---. Pride and Prejudice (OUP, 2008)

---. Sense and Sensiblity (OUP, 2008)

Butler, Marilyn. Jane Austen and the War of Ideas (OUP, 1987).

Term One: Austen in Theory, 1790-1810

Term One: Austen and Eighteenth-century Philosophy

Week

Primary Text

Secondary Reading

1

Lady Susan (in Oxford Northanger Abbey collection, or online)

Marilyn Butler, Jane Austen and the War of Ideas

2:

Northanger Abbey

John Locke, "The Epistle to the Reader" and "Book I, Chapter II: No Innate Principles in the Mind" (from the Essay Concerning Human Understanding)

3:

Northanger Abbey

John Locke, "Book III, Chapter I" and "Book III, Chapter V" (from the Essay Concerning Human Understanding)

4:

Sense and Sensibility

David Hume, "On the Origin of Ideas" (from the Enquiry)

5:

Sense and Sensibility

Hume, "On the Standard of Taste"

7:

Pride and Prejudice

Adam Smith, from the Moral Sentiments

8:

Pride and Prejudice

Smith, from the Moral Sentiments

9:

Mansfield Park
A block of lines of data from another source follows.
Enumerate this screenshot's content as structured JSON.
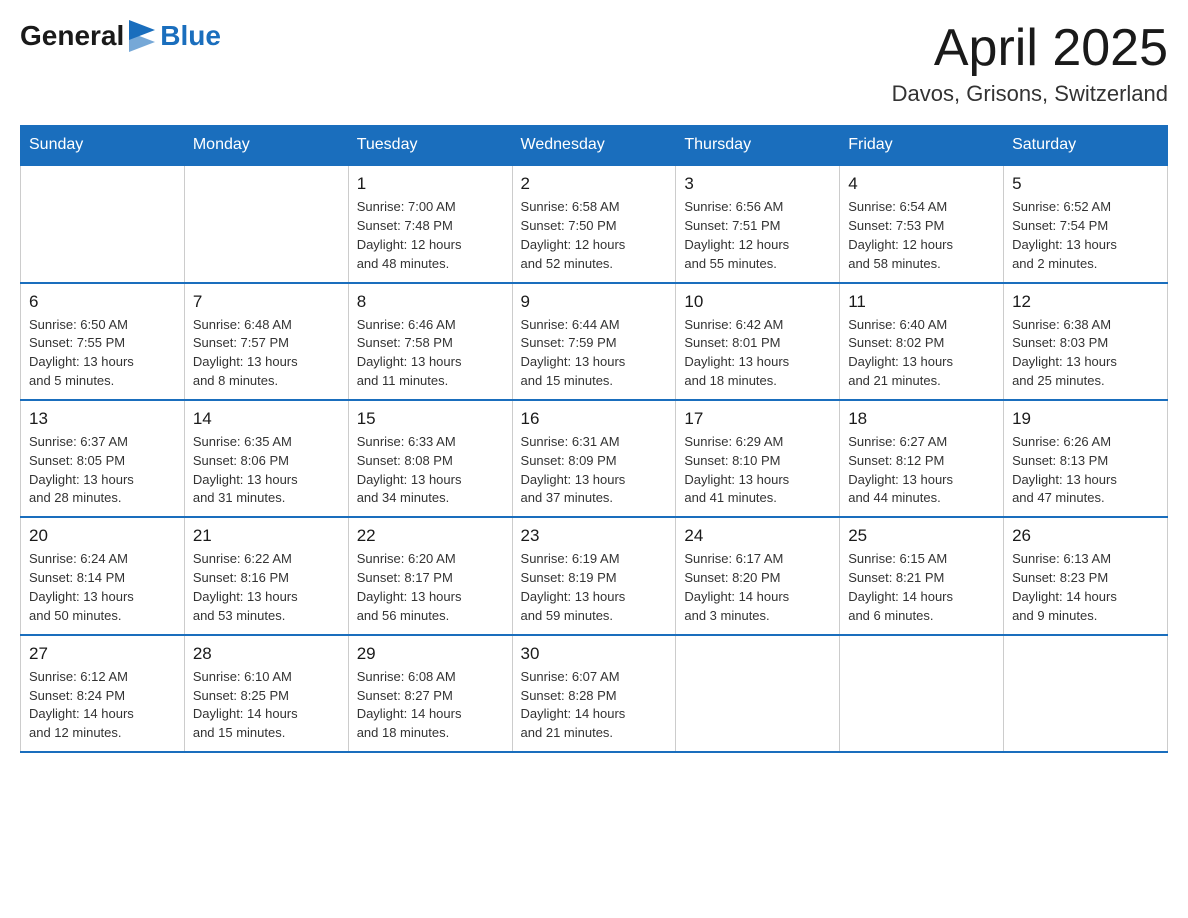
{
  "header": {
    "logo_general": "General",
    "logo_blue": "Blue",
    "month_title": "April 2025",
    "location": "Davos, Grisons, Switzerland"
  },
  "days_of_week": [
    "Sunday",
    "Monday",
    "Tuesday",
    "Wednesday",
    "Thursday",
    "Friday",
    "Saturday"
  ],
  "weeks": [
    [
      {
        "day": "",
        "info": ""
      },
      {
        "day": "",
        "info": ""
      },
      {
        "day": "1",
        "info": "Sunrise: 7:00 AM\nSunset: 7:48 PM\nDaylight: 12 hours\nand 48 minutes."
      },
      {
        "day": "2",
        "info": "Sunrise: 6:58 AM\nSunset: 7:50 PM\nDaylight: 12 hours\nand 52 minutes."
      },
      {
        "day": "3",
        "info": "Sunrise: 6:56 AM\nSunset: 7:51 PM\nDaylight: 12 hours\nand 55 minutes."
      },
      {
        "day": "4",
        "info": "Sunrise: 6:54 AM\nSunset: 7:53 PM\nDaylight: 12 hours\nand 58 minutes."
      },
      {
        "day": "5",
        "info": "Sunrise: 6:52 AM\nSunset: 7:54 PM\nDaylight: 13 hours\nand 2 minutes."
      }
    ],
    [
      {
        "day": "6",
        "info": "Sunrise: 6:50 AM\nSunset: 7:55 PM\nDaylight: 13 hours\nand 5 minutes."
      },
      {
        "day": "7",
        "info": "Sunrise: 6:48 AM\nSunset: 7:57 PM\nDaylight: 13 hours\nand 8 minutes."
      },
      {
        "day": "8",
        "info": "Sunrise: 6:46 AM\nSunset: 7:58 PM\nDaylight: 13 hours\nand 11 minutes."
      },
      {
        "day": "9",
        "info": "Sunrise: 6:44 AM\nSunset: 7:59 PM\nDaylight: 13 hours\nand 15 minutes."
      },
      {
        "day": "10",
        "info": "Sunrise: 6:42 AM\nSunset: 8:01 PM\nDaylight: 13 hours\nand 18 minutes."
      },
      {
        "day": "11",
        "info": "Sunrise: 6:40 AM\nSunset: 8:02 PM\nDaylight: 13 hours\nand 21 minutes."
      },
      {
        "day": "12",
        "info": "Sunrise: 6:38 AM\nSunset: 8:03 PM\nDaylight: 13 hours\nand 25 minutes."
      }
    ],
    [
      {
        "day": "13",
        "info": "Sunrise: 6:37 AM\nSunset: 8:05 PM\nDaylight: 13 hours\nand 28 minutes."
      },
      {
        "day": "14",
        "info": "Sunrise: 6:35 AM\nSunset: 8:06 PM\nDaylight: 13 hours\nand 31 minutes."
      },
      {
        "day": "15",
        "info": "Sunrise: 6:33 AM\nSunset: 8:08 PM\nDaylight: 13 hours\nand 34 minutes."
      },
      {
        "day": "16",
        "info": "Sunrise: 6:31 AM\nSunset: 8:09 PM\nDaylight: 13 hours\nand 37 minutes."
      },
      {
        "day": "17",
        "info": "Sunrise: 6:29 AM\nSunset: 8:10 PM\nDaylight: 13 hours\nand 41 minutes."
      },
      {
        "day": "18",
        "info": "Sunrise: 6:27 AM\nSunset: 8:12 PM\nDaylight: 13 hours\nand 44 minutes."
      },
      {
        "day": "19",
        "info": "Sunrise: 6:26 AM\nSunset: 8:13 PM\nDaylight: 13 hours\nand 47 minutes."
      }
    ],
    [
      {
        "day": "20",
        "info": "Sunrise: 6:24 AM\nSunset: 8:14 PM\nDaylight: 13 hours\nand 50 minutes."
      },
      {
        "day": "21",
        "info": "Sunrise: 6:22 AM\nSunset: 8:16 PM\nDaylight: 13 hours\nand 53 minutes."
      },
      {
        "day": "22",
        "info": "Sunrise: 6:20 AM\nSunset: 8:17 PM\nDaylight: 13 hours\nand 56 minutes."
      },
      {
        "day": "23",
        "info": "Sunrise: 6:19 AM\nSunset: 8:19 PM\nDaylight: 13 hours\nand 59 minutes."
      },
      {
        "day": "24",
        "info": "Sunrise: 6:17 AM\nSunset: 8:20 PM\nDaylight: 14 hours\nand 3 minutes."
      },
      {
        "day": "25",
        "info": "Sunrise: 6:15 AM\nSunset: 8:21 PM\nDaylight: 14 hours\nand 6 minutes."
      },
      {
        "day": "26",
        "info": "Sunrise: 6:13 AM\nSunset: 8:23 PM\nDaylight: 14 hours\nand 9 minutes."
      }
    ],
    [
      {
        "day": "27",
        "info": "Sunrise: 6:12 AM\nSunset: 8:24 PM\nDaylight: 14 hours\nand 12 minutes."
      },
      {
        "day": "28",
        "info": "Sunrise: 6:10 AM\nSunset: 8:25 PM\nDaylight: 14 hours\nand 15 minutes."
      },
      {
        "day": "29",
        "info": "Sunrise: 6:08 AM\nSunset: 8:27 PM\nDaylight: 14 hours\nand 18 minutes."
      },
      {
        "day": "30",
        "info": "Sunrise: 6:07 AM\nSunset: 8:28 PM\nDaylight: 14 hours\nand 21 minutes."
      },
      {
        "day": "",
        "info": ""
      },
      {
        "day": "",
        "info": ""
      },
      {
        "day": "",
        "info": ""
      }
    ]
  ]
}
Mary Wollstonecraft, A Vindication of the Rights of Woman, first half

10:

Mansfield Park

Edmund Burke, Reflections on the Revolution in France, 1-74

 

Term Two: Austen in "Theory"

Week

Primary

Secondary Reading

1:

Mansfield Park

Postcolonialism: Edward Said, from Culture and Imperialism, particularly "Jane Austen and Empire"

Recent readings in Austen and slavery: Tricia Matthew, "On Teaching, but Not Loving, Jane Austen"; Jasmin Malik Chua, "The Battle Over Jane Austen's Whiteness"

2:

Emma

Michael Rothberg, The Implicated Subject, "Introduction"

3:

Emma

Sianne Ngai, Ugly Feelings, "Tone"

4:

Emma

Structuralism and high deconstruction: Ferdinand de Saussure, "The Object of Study"; and Jaques Derrida, "Structure, Sign and Play in the Human Sciences"

5:

Persuasion

Bill Brown, "The Idea of Things and the Ideas in Them"

7:

Persuasion

Judith Butler, "Bodily Inscriptions, Performative Subversions"

8:

The Watsons

Slavoj Zizek, from The Sublime Object of Ideology

9:

Juvenilia (as much as you wish)

Question: can we use the juvenilia to theorise Austen's major fictions?

10:

Sanditon

D.A. Miller, Jane Austen; or, the Secret of Style

Sample first paper, 2018/19: